Yamato, on the other hand, following a more artistic path, has more questions and self-doubts. He struggles with capturing truly good photos, so his brother helps him out with a commission, to make posters for his beauty salon. Mei also reaches outside her comfort zone in order to make a valuable contact with advice for him about the field.
The series frequently delves into emotional monologues about the value of friendship and opening up to others, accompanied by wistful closeups. It may seem sappy, but I appreciate the acknowledgement of how important feelings can be, particularly to adolescents on the cusp of big changes. And following their emotional paths, particularly in big reading chunks, is worthwhile and satisfying, especially from a perspective of “I’m so glad I’m past that”. Yet sympathy with feelings of uncertainty is something we never outgrow.

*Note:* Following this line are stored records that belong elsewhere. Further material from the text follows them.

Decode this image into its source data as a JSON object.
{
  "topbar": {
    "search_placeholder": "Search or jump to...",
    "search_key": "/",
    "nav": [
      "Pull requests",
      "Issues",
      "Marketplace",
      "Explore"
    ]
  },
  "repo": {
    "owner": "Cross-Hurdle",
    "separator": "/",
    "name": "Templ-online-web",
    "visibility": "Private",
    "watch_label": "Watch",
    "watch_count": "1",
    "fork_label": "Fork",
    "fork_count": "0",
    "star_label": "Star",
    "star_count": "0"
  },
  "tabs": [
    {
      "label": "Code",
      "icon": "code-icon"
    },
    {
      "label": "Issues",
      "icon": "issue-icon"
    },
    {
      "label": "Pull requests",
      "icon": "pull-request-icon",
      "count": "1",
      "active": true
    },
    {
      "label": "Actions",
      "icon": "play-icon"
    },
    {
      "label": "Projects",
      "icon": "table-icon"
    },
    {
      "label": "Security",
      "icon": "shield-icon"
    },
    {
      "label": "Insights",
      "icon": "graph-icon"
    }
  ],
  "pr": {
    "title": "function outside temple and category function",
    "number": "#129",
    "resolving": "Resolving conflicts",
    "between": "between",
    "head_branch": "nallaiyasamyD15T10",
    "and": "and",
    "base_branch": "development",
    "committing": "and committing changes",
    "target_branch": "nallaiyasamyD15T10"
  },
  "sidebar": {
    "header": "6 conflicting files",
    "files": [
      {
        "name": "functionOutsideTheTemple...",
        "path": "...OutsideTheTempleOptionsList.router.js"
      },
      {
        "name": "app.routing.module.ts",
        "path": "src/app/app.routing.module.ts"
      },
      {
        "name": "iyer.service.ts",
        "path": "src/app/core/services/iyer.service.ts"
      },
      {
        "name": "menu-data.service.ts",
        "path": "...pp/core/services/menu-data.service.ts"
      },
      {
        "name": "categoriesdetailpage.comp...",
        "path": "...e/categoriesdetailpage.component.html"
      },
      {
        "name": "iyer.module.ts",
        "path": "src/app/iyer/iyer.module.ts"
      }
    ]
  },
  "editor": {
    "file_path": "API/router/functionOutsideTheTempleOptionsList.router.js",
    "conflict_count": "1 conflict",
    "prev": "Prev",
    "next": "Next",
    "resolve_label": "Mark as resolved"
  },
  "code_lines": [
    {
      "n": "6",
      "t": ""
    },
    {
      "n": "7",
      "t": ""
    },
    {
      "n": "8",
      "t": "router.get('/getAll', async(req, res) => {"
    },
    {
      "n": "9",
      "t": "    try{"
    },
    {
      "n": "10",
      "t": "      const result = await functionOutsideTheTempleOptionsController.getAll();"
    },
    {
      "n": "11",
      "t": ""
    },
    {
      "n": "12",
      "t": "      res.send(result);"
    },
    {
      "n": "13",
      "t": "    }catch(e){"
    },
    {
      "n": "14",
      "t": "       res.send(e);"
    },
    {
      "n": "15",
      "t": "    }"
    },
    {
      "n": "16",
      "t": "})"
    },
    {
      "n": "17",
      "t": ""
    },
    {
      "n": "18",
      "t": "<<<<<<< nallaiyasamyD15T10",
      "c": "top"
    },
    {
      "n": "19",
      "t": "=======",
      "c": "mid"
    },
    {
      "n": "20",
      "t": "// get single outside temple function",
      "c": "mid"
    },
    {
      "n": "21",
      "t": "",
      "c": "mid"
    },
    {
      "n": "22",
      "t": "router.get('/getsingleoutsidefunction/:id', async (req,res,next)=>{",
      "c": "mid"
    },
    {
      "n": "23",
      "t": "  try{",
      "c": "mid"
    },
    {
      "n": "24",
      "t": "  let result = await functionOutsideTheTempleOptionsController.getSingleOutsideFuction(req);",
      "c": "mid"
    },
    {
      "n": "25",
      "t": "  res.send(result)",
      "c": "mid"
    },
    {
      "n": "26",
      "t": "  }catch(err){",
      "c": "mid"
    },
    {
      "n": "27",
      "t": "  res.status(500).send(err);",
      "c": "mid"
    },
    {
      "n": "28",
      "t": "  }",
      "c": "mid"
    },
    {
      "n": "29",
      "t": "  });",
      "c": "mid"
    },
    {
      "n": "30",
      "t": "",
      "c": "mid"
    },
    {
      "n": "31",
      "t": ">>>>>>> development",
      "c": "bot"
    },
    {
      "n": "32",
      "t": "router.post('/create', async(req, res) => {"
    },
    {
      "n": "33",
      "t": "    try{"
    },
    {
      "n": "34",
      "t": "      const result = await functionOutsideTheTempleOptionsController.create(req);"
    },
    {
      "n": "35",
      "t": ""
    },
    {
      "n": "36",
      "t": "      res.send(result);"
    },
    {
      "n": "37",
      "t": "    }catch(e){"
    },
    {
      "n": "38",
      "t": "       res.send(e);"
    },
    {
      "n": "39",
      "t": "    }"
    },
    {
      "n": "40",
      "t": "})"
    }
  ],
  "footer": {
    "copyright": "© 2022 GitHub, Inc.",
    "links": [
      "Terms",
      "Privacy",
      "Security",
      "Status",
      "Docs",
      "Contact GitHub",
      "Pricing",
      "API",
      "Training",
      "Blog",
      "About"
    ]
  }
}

The author’s notes at the end, longer than I’ve seen in other manga, continue to impress with her honesty about her own career uncertainties. It can be reassuring for younger readers to realize, both through the story and her comments, that everyone has similar confusion in these areas.

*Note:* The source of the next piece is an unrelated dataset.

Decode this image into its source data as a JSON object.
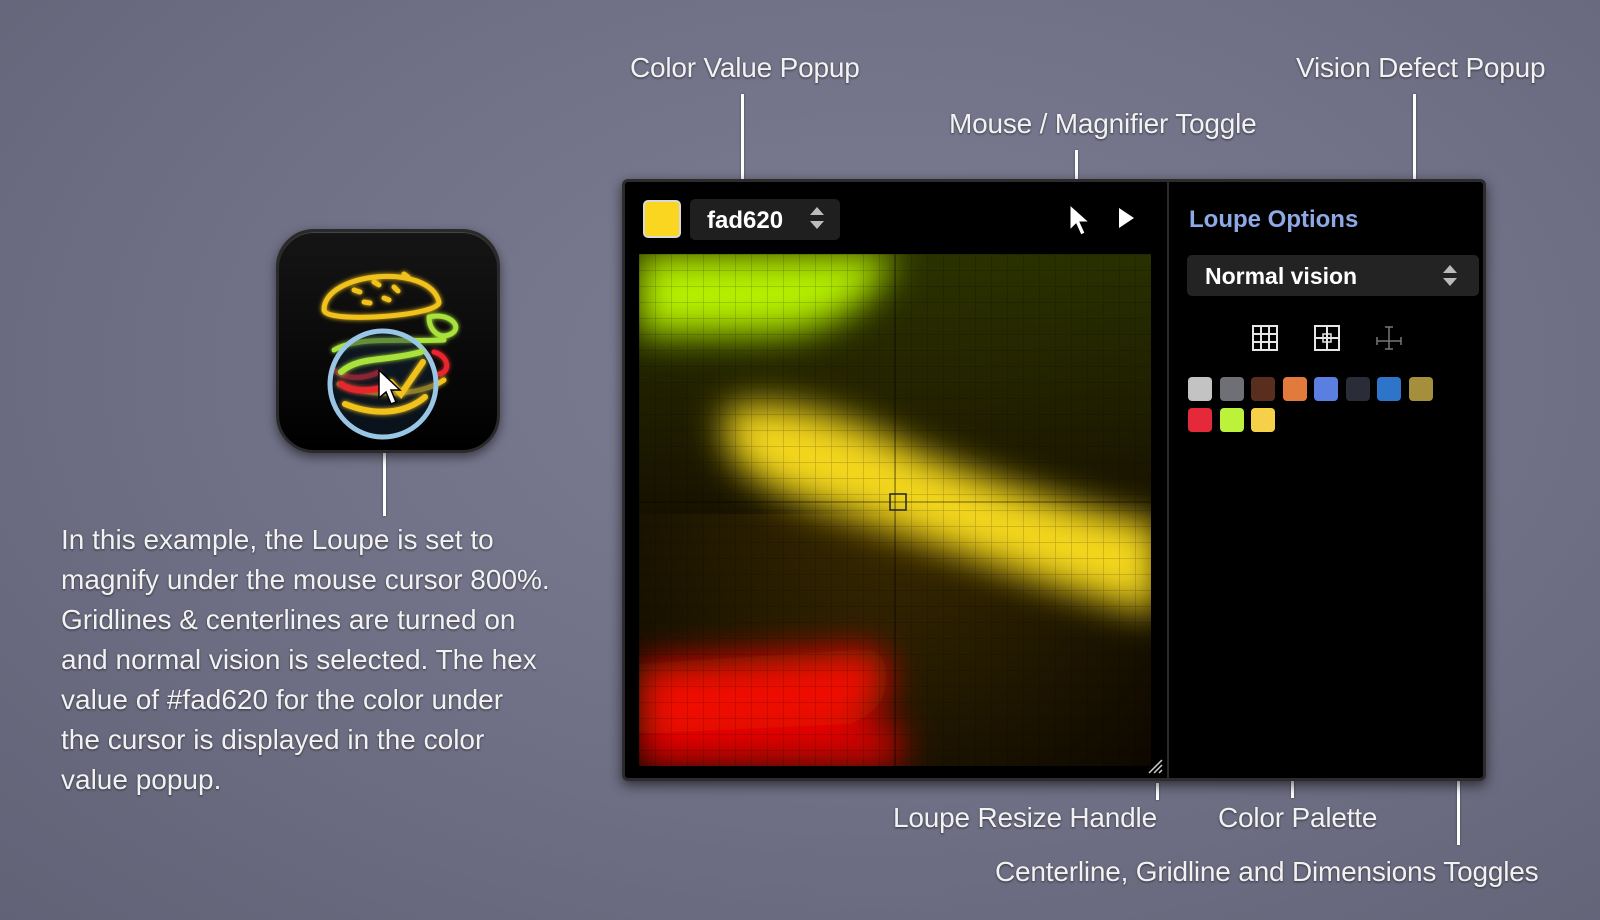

Halfway through volume 13 , we pick up with Megumi’s trip to France. On the one hand, it’s a typical manga story of determination winning the day. There are plenty of stories where if someone just tries hard enough, they get what they want. However, in this case, she also has to deal with the idea that a Japanese girl, no matter how long and hard she keeps pushing, isn’t wanted in this field. The author says that “she needs to be hurt” because she was so mean to the others, but I think there’s also the reflection of our struggles shaping our character.
Like volume 10, volume 14 revisits a classic trope of the shojo genre, the summer beach trip, but with the knowledge and reflection that these characters are two years older than they were, in different places in their lives. By jumping ahead through key seasonal moments, reading a chunk of these volumes really feels like time passing more quickly than you want it to, as students feel in the last year of school. Chapters become more episodic, as we check in with various cast members moving in different directions.
Volume 15, marking seven years of the series in its original run, returns to romance in a big way, with an unrequited crush taking up the first half of the book. After that, it’s Christmas again, and characters begin moving on, out to their new lives, in a big way, with college acceptances and moving in together and leaving for another country. A particularly powerful sequence consists of Mei’s memories, then and now, as they attend graduation.
There have been two more volumes out since this set of my reading binge, with the series concluding in volume 18, due out “late 2017”. I look forward to continuing to catch up and wish these young adults well on their life journeys.